Polaroid: Saying Goodbye
Polaroid cameras and film have been an integral part of my life and studio practice for almost a decade now. As you may be aware, in late 2008 Polaroid stopped production on their classic instant film. Upon learning of this, I bought a stockpile and have since then been buying film from second hand sources like Ebay. As the years went on, film expired and dwindled in numbers.
At first shooting expired film was exciting - it was like each shot was both a photograph and a painting. Part of the joy of Polaroids is the fact that they cannot be edited - it is a "genuine" capture of a moment, framed in white. As film quality deteriorated, there would be unexpected color variation or distortion, usually for the best. More time passed, and finding a viable pack of film was akin to being a sommelier. Certain years were better than others (2008 being the pinnacle of quality and reliability), and my film was religiously refrigerated to stem decay.
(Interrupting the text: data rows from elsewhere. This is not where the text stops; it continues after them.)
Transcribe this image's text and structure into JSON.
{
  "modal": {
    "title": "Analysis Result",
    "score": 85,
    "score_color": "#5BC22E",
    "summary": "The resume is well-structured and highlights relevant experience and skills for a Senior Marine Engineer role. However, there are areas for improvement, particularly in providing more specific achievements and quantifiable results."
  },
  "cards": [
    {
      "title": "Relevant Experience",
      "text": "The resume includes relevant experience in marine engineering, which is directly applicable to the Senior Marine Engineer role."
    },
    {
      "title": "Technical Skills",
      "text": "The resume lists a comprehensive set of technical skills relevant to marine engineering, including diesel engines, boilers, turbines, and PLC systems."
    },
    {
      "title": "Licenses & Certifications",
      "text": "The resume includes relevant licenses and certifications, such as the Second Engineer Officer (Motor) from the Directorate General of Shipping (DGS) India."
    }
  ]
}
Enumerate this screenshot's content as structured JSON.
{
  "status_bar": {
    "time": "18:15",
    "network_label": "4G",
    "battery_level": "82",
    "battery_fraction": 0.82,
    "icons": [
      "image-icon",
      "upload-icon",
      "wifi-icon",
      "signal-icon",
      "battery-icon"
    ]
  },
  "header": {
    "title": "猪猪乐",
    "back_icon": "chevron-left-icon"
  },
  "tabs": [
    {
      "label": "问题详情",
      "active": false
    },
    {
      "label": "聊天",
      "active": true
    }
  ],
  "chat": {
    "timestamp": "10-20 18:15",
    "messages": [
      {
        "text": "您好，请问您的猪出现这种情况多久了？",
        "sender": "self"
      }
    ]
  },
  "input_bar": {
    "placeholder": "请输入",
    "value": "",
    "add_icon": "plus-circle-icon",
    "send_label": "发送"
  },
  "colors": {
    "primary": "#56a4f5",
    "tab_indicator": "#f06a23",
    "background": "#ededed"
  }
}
Unfortunately, I was not the only Polaroid enthusiast to learn this, and costs for the deadstock film skyrocketed. Asking prices alone started at 200-250% higher than the in-store costs of yesteryear - and that's not factoring in the last minute Ebay bidding war costs! Still, I saved up, I purchased strategically, I stockpiled. The psychological impact of all this took a toll on how I shot. Frames became more precious, more contemplative.
A side by side: on the left, film shot in 2008. On the right, film shot in 2015
Now, almost eight years after production at Polaroid factories has ceased - so will my relationship with Polaroid. Even my premier vintage packs, chilled and savored are worthless. Image quality has fallen away, there is almost no contrast in the images - and most don't fire properly at all. I knew this day was coming, and I have one pack left.
My very last pack of film.
There is a light at the end of the tunnel however. New forms of instant film exist! The Impossible Project has purchased, researched and renovated an old Polaroid factory in the Netherlands, and they are producing film again with their own recipe. The film will work in old Polaroid Cameras, or their own brand new model. Fuji has also taken on the instant film challenge and manufactures two different formats for use specifically in their Instax cameras.
I had played around with the Impossible Project products, but their film didn't quite match my desired palette, so I had assumed my instant film days were finite. However, while visiting the Pulse Art Fair as part of Miami Basel, I came across the work of Ryan James McFarland. A large grid of horizontal formatted instant images, all rich in color and tropical themed. It was my first time coming face to face with the Fuji Instax film and I was blown away. I bought one immediately. Having played with it for several months now, I'm still impressed. The narrow horizontal format presents new composition challenges for my previously square-formatted-brain and the colors do not disappoint.
While the Fuji Instax Wide does not carry the same vintage feel, or air of nostalgia as the Polaroid 600, it makes for a great instant camera (with reliable, affordable film!).
My new Fuji Instax Wide and it's film
Thankfully, as my journey with Polaroid comes to an end, I'll be able to take on new projects with Fuji film.